• _ACTION ITEM_
The answer must be the full listing, restated word for word.

• _SOURCE DATA_
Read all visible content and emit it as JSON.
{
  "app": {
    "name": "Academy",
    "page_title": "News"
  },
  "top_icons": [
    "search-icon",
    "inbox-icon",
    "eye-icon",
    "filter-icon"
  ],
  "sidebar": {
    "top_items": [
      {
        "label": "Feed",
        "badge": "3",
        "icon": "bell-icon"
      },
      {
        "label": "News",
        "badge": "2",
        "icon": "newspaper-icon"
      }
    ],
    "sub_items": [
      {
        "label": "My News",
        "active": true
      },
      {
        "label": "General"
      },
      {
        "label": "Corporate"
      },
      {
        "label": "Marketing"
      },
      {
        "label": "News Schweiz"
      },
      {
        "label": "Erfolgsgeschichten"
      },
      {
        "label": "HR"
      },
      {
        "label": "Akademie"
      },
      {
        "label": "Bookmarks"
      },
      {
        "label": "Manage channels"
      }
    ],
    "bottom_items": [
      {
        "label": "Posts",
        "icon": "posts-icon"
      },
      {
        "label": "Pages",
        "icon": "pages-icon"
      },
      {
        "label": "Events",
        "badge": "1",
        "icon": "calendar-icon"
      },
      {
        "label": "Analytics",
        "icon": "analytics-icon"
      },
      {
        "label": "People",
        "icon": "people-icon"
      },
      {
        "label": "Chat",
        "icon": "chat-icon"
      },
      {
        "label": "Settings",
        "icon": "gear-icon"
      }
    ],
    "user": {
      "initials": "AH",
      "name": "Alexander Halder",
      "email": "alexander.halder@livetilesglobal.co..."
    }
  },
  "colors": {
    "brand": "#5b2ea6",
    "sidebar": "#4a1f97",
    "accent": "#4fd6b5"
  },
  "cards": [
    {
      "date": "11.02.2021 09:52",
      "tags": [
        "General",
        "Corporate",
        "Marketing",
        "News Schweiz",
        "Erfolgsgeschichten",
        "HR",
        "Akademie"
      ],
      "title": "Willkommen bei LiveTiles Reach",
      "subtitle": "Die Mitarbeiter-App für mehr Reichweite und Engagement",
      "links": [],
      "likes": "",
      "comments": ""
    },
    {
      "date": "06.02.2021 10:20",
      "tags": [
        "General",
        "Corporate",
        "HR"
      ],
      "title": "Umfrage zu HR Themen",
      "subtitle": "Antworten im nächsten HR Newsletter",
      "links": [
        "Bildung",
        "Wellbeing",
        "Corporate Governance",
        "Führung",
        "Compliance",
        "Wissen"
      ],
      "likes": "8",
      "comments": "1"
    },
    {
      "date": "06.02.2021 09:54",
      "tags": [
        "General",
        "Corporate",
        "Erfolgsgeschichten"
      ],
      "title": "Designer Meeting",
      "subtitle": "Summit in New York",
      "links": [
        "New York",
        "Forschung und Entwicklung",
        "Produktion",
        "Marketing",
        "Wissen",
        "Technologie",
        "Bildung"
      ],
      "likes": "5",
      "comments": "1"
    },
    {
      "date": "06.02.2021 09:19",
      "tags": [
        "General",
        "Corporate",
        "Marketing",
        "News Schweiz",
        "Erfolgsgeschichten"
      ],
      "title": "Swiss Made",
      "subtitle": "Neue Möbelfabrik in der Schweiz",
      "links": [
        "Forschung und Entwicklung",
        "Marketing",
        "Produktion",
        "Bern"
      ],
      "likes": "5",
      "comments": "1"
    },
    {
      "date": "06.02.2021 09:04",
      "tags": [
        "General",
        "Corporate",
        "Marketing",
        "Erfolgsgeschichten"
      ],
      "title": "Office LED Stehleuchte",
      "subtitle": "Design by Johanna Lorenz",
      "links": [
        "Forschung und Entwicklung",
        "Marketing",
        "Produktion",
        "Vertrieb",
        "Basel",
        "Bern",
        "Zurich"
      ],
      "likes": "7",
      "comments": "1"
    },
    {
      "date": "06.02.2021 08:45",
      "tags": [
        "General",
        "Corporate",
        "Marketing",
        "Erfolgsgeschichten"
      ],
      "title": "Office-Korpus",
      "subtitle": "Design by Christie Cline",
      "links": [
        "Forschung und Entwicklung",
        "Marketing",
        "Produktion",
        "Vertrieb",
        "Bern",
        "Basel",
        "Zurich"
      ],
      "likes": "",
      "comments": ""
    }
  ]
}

• _RESULT FOR THIS EXERCISE_
Read all visible content and emit it as JSON.
{
  "app": {
    "name": "Academy",
    "page_title": "News"
  },
  "top_icons": [
    "search-icon",
    "inbox-icon",
    "eye-icon",
    "filter-icon"
  ],
  "sidebar": {
    "top_items": [
      {
        "label": "Feed",
        "badge": "3",
        "icon": "bell-icon"
      },
      {
        "label": "News",
        "badge": "2",
        "icon": "newspaper-icon"
      }
    ],
    "sub_items": [
      {
        "label": "My News",
        "active": true
      },
      {
        "label": "General"
      },
      {
        "label": "Corporate"
      },
      {
        "label": "Marketing"
      },
      {
        "label": "News Schweiz"
      },
      {
        "label": "Erfolgsgeschichten"
      },
      {
        "label": "HR"
      },
      {
        "label": "Akademie"
      },
      {
        "label": "Bookmarks"
      },
      {
        "label": "Manage channels"
      }
    ],
    "bottom_items": [
      {
        "label": "Posts",
        "icon": "posts-icon"
      },
      {
        "label": "Pages",
        "icon": "pages-icon"
      },
      {
        "label": "Events",
        "badge": "1",
        "icon": "calendar-icon"
      },
      {
        "label": "Analytics",
        "icon": "analytics-icon"
      },
      {
        "label": "People",
        "icon": "people-icon"
      },
      {
        "label": "Chat",
        "icon": "chat-icon"
      },
      {
        "label": "Settings",
        "icon": "gear-icon"
      }
    ],
    "user": {
      "initials": "AH",
      "name": "Alexander Halder",
      "email": "alexander.halder@livetilesglobal.co..."
    }
  },
  "colors": {
    "brand": "#5b2ea6",
    "sidebar": "#4a1f97",
    "accent": "#4fd6b5"
  },
  "cards": [
    {
      "date": "11.02.2021 09:52",
      "tags": [
        "General",
        "Corporate",
        "Marketing",
        "News Schweiz",
        "Erfolgsgeschichten",
        "HR",
        "Akademie"
      ],
      "title": "Willkommen bei LiveTiles Reach",
      "subtitle": "Die Mitarbeiter-App für mehr Reichweite und Engagement",
      "links": [],
      "likes": "",
      "comments": ""
    },
    {
      "date": "06.02.2021 10:20",
      "tags": [
        "General",
        "Corporate",
        "HR"
      ],
      "title": "Umfrage zu HR Themen",
      "subtitle": "Antworten im nächsten HR Newsletter",
      "links": [
        "Bildung",
        "Wellbeing",
        "Corporate Governance",
        "Führung",
        "Compliance",
        "Wissen"
      ],
      "likes": "8",
      "comments": "1"
    },
    {
      "date": "06.02.2021 09:54",
      "tags": [
        "General",
        "Corporate",
        "Erfolgsgeschichten"
      ],
      "title": "Designer Meeting",
      "subtitle": "Summit in New York",
      "links": [
        "New York",
        "Forschung und Entwicklung",
        "Produktion",
        "Marketing",
        "Wissen",
        "Technologie",
        "Bildung"
      ],
      "likes": "5",
      "comments": "1"
    },
    {
      "date": "06.02.2021 09:19",
      "tags": [
        "General",
        "Corporate",
        "Marketing",
        "News Schweiz",
        "Erfolgsgeschichten"
      ],
      "title": "Swiss Made",
      "subtitle": "Neue Möbelfabrik in der Schweiz",
      "links": [
        "Forschung und Entwicklung",
        "Marketing",
        "Produktion",
        "Bern"
      ],
      "likes": "5",
      "comments": "1"
    },
    {
      "date": "06.02.2021 09:04",
      "tags": [
        "General",
        "Corporate",
        "Marketing",
        "Erfolgsgeschichten"
      ],
      "title": "Office LED Stehleuchte",
      "subtitle": "Design by Johanna Lorenz",
      "links": [
        "Forschung und Entwicklung",
        "Marketing",
        "Produktion",
        "Vertrieb",
        "Basel",
        "Bern",
        "Zurich"
      ],
      "likes": "7",
      "comments": "1"
    },
    {
      "date": "06.02.2021 08:45",
      "tags": [
        "General",
        "Corporate",
        "Marketing",
        "Erfolgsgeschichten"
      ],
      "title": "Office-Korpus",
      "subtitle": "Design by Christie Cline",
      "links": [
        "Forschung und Entwicklung",
        "Marketing",
        "Produktion",
        "Vertrieb",
        "Bern",
        "Basel",
        "Zurich"
      ],
      "likes": "",
      "comments": ""
    }
  ]
}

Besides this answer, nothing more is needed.